# WORK INSTRUCTIONS
Work through the entries below and show every line in which "icon" is found.

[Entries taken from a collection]
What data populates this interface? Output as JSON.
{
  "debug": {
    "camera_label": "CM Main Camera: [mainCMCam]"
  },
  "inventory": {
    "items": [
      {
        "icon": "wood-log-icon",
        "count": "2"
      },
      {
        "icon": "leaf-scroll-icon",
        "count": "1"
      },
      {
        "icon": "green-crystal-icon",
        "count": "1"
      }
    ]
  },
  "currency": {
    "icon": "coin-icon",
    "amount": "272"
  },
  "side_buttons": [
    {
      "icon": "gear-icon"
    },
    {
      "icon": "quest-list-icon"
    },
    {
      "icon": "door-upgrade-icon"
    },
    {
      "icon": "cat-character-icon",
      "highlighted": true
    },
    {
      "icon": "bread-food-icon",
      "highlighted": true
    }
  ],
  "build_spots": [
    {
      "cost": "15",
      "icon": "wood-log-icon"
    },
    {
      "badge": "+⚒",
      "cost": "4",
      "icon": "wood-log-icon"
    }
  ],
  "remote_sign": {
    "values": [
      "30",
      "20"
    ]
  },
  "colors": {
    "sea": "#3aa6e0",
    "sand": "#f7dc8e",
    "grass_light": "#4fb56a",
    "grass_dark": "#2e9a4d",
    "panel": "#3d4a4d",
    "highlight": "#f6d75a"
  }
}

# SOLUTION TO THE PROBLEM
        "icon": "wood-log-icon",
        "icon": "leaf-scroll-icon",
        "icon": "green-crystal-icon",
    "icon": "coin-icon",
      "icon": "gear-icon"
      "icon": "quest-list-icon"
      "icon": "door-upgrade-icon"
      "icon": "cat-character-icon",
      "icon": "bread-food-icon",
      "icon": "wood-log-icon"
      "icon": "wood-log-icon"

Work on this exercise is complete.